The Exploratories cooperate with a large number of different institutions and persons, such as authorities, agencies and the owners and tenants of the study plots. For this we would like to say “thank you”.

Landowners, tenants, managers, forestry offices, nature conservation authorities and protected area managers allow us access to the study areas. This is crucial for the scientific success of the Biodiversity Exploratories. We therefore sincerely thank all persons and institutions for their good and long-standing cooperation. We are also enriched by the intensive and long-standing exchange of information between scientists from the Biodiversity Exploratories and representatives from agriculture, forestry and nature conservation. We therefore look forward to continuing this dialogue in the future.

For our partners in practice, we provide practice-relevant research results from the Biodiversity Exploratories on the page Praxis.Wissen (in German) briefly and in a generally understandable way.

Website of the protected area:

Biosphärengebiet Schwäbische Alb

Landowners/tenants grassland




Local Management Team Schwäbische Alb

Office Biodiversity Exploratory Schwäbische Alb
University of Ulm
Institute for Evolutionary Ecology and Conservation Genomics

Office & field station Biodiversity Exploratory Schwäbische Alb
Biosphärenallee 3
72525 Münsingen

Phone: +49 (0) 731 502 2668
Phone field station: +49 (0) 7381 182 386

Prof. Dr. Manfred Ayasse
Prof.
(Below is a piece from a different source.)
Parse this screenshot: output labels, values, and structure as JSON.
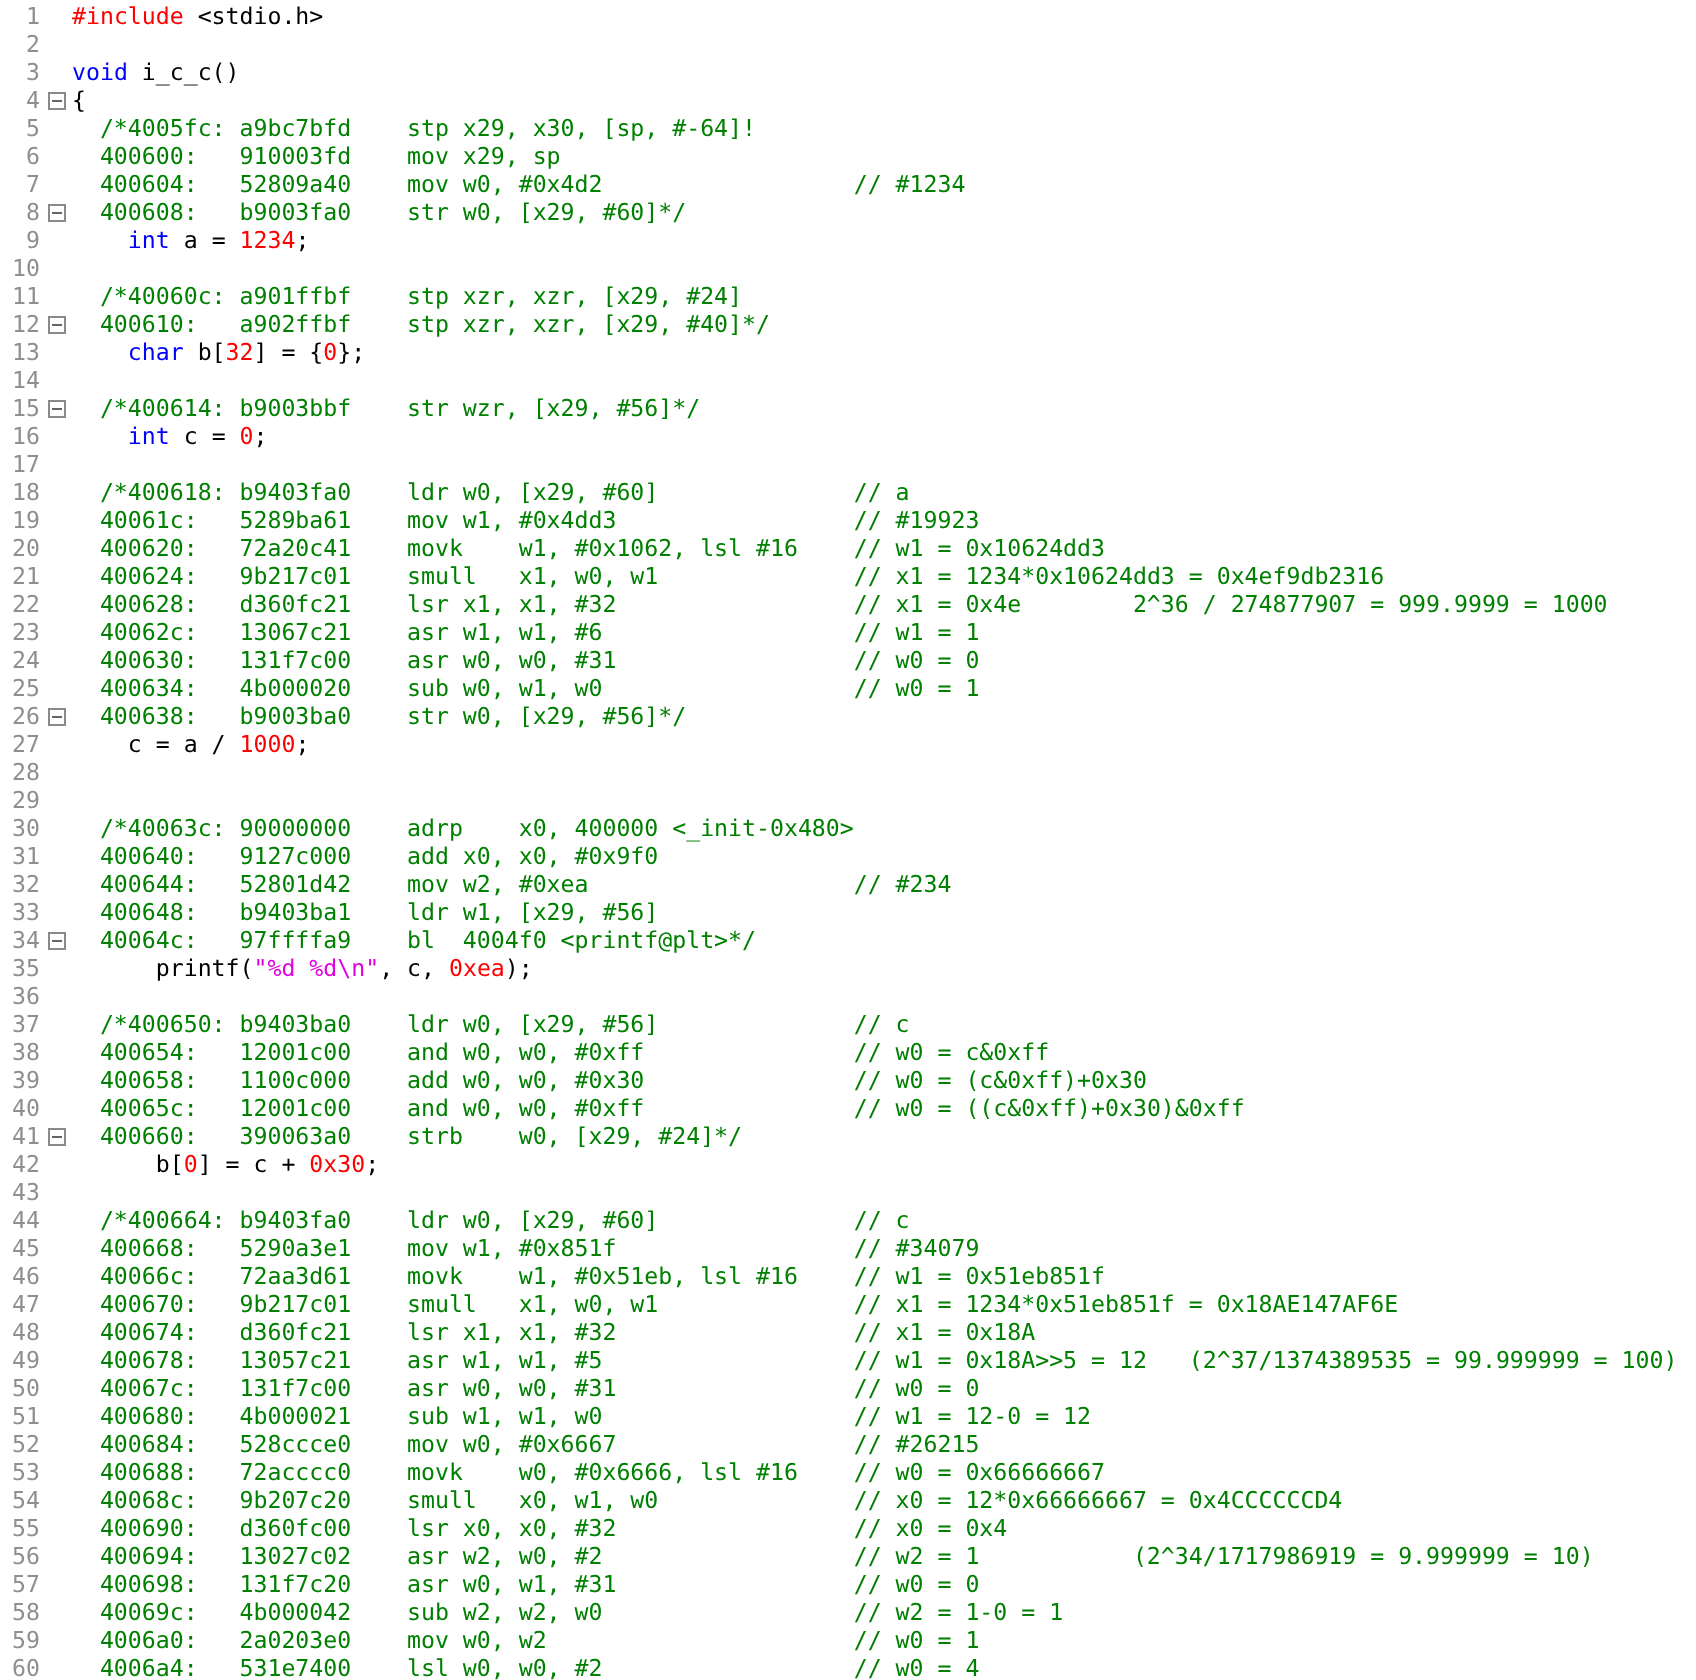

Dr. Manfred Ayasse
Universität Ulm
Project leader, LMT Schwäbische Alb and contributing project Healthy Pollination
Dr. Julia Bass
Dr. Julia Bass
Universität Ulm
Local manager
Dr. Max Müller
Dr. Max Müller
Universität Ulm
Local manager
Ralf Lauterbach
Ralf Lauterbach
Universität Ulm
Technician, grassland
Jörg Hailer
Jörg Hailer
Universität Ulm
Martin Fellendorf
Martin Fellendorf
Universität Ulm
Measurement engineer
Valentin Mader
Valentin Mader
Universität Ulm
General technician